  19. Forrest, S. M. et al. Genomics 2, 109–114 (1988).

    CAS  Article  Google Scholar 

  20. Koenig, M., et al. Am. J. hum. Genet. 45, 498–506 (1989).

    CAS  PubMed  PubMed Central  Google Scholar 

  21. Den Dunnen, J. T. Am. J. hum. Genet, in the press.

  22. Nicholson, L. V. B. et al. J. neurol. Sci. 94, 125–136 (1989).

    CAS  Article  Google Scholar 

  23. Nicholson, L. V. B. et al. J. neurol. Sci. 94, 137–146 (1989).

    CAS  Article  Google Scholar 

  24. Zubrzycka-Gaarn, E. E. et al. Nature 333, 466–469 (1988).

    ADS  CAS  Article  Google Scholar 

  25. Watkins, S. C., Hoffman, E. P., Slayter, H. S. & Kunkel, L. M. Nature 333, 863–866 (1988).

    ADS  CAS  Article  Google Scholar 

  26. Love, D. R. et al. Nature 339, 55–58 (1989).

    ADS  CAS  Article  Google Scholar 

  27. Davison, M. D. & Critchley, D. R. Cell 52, 159–160 (1988).

    CAS  Article  Google Scholar 

Download references

Author information

Authors and Affiliations

Authors

Rights and permissions

Reprints and Permissions

About this article

Cite this article

England, S., Nicholson, L., Johnson, M. et al. Very mild muscular dystrophy associated with the deletion of 46% of dystrophin. Nature 343, 180–182 (1990). https://doi.org/10.1038/343180a0

Download citation

  • Issue Date:

  • DOI: https://doi.org/10.1038/343180a0

Further reading

Comments

By submitting a comment you agree to abide by our Terms and Community Guidelines. If you find something abusive or that does not comply with our terms or guidelines please flag it as inappropriate.

Search

Quick links

Nature Briefing

Sign up for the Nature Briefing newsletter — what matters in science, free to your inbox daily.

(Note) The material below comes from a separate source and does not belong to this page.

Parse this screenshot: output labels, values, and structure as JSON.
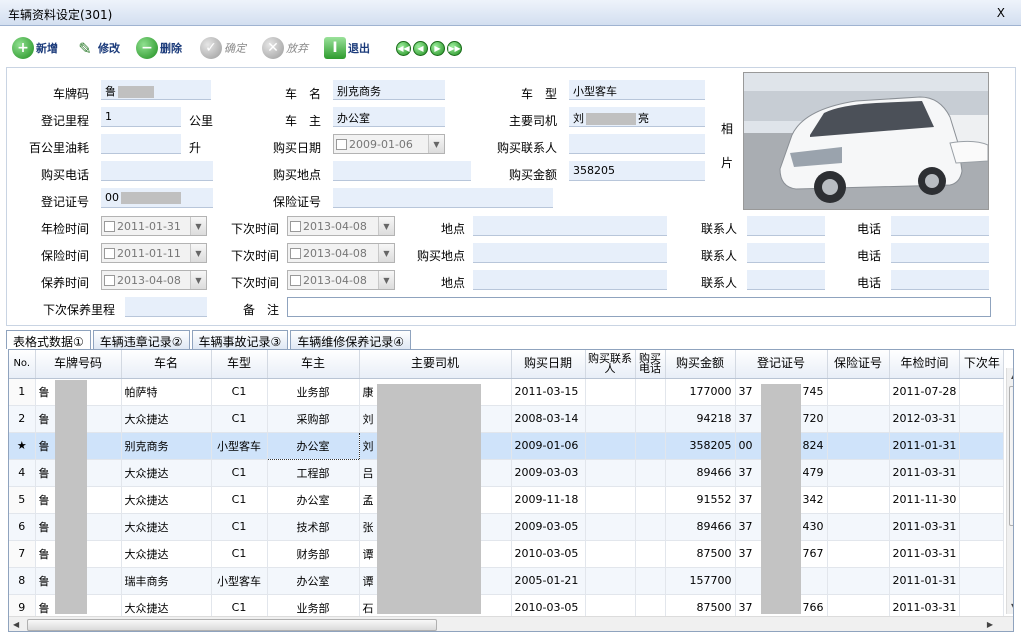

Get the most important science stories of the day, free in your inbox. Sign up for Nature Briefing